The expected output is a copy of every line in the records with the string "title".

(Page and application data records)
*** Begin section ***

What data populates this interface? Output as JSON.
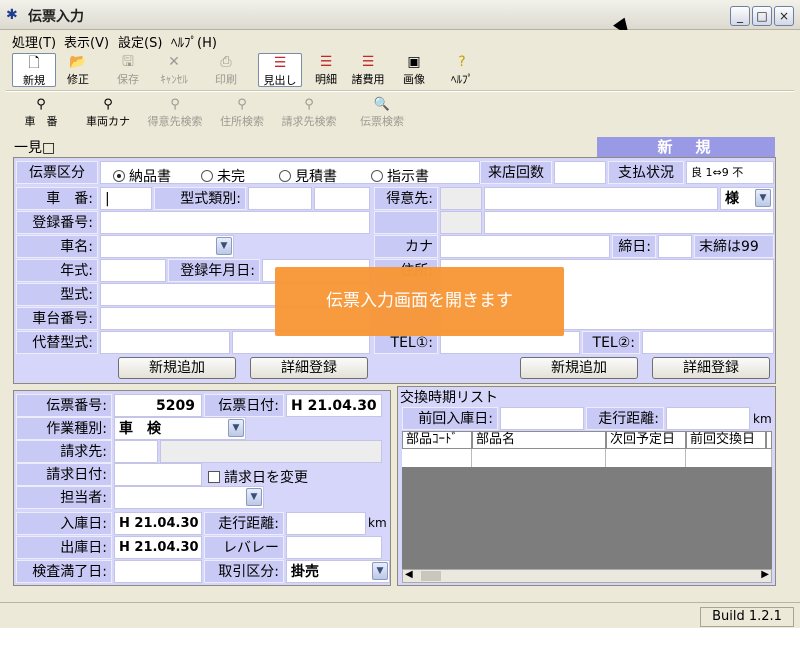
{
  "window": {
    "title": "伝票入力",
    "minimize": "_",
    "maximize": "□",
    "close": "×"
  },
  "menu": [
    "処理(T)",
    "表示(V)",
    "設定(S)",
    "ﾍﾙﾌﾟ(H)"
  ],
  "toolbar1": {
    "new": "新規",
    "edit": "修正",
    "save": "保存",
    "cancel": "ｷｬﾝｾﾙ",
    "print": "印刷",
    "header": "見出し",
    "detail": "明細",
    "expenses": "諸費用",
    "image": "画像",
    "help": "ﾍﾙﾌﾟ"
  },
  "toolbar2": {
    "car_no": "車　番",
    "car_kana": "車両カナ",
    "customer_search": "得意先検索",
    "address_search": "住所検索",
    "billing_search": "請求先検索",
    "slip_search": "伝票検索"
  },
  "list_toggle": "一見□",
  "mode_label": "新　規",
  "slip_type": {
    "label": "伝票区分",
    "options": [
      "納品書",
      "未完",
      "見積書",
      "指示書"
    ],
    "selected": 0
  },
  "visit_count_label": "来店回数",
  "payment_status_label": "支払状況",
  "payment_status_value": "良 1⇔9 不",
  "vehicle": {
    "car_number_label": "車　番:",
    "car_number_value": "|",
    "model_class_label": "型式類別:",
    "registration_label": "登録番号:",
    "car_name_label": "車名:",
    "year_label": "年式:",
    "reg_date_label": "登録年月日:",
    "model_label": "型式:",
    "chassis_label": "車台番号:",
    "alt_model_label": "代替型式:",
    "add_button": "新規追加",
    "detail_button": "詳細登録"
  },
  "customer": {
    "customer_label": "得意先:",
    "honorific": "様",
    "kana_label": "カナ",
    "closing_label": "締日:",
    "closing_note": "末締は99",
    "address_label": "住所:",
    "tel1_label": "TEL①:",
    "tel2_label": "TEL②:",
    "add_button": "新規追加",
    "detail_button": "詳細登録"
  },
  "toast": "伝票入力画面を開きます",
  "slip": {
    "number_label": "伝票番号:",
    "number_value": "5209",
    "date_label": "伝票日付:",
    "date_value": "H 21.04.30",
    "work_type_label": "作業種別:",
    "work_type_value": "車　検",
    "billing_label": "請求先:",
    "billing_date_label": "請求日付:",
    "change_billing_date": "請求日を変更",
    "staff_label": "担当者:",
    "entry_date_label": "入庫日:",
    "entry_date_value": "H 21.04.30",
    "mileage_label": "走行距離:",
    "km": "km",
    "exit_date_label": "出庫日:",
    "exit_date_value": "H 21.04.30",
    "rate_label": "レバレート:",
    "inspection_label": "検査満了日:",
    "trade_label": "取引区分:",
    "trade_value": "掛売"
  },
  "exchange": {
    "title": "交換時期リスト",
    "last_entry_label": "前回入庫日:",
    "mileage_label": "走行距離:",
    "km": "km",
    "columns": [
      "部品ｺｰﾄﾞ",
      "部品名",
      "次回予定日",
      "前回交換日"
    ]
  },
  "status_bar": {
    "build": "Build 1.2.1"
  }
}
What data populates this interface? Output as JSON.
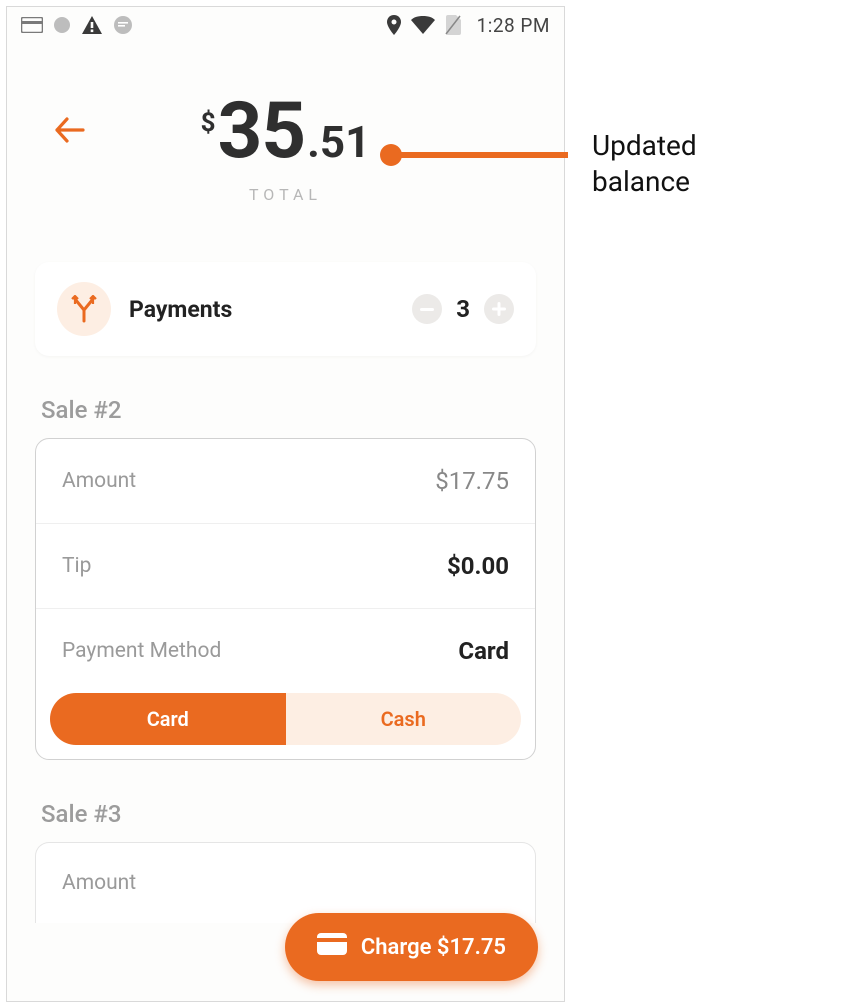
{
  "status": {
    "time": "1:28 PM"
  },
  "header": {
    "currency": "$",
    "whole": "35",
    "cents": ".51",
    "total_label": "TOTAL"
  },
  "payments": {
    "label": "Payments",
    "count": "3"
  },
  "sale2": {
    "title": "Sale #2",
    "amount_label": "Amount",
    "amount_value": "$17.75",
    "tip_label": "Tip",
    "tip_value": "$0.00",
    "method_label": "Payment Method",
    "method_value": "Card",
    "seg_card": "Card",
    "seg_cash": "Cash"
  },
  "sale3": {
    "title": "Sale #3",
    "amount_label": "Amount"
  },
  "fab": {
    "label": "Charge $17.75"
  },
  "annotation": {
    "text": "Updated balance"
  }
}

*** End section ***

RESULT OF THE TASK ::
    "title": "伝票入力",
    "title": "交換時期リスト",
    "title": "Sale #2",
    "title": "Sale #3",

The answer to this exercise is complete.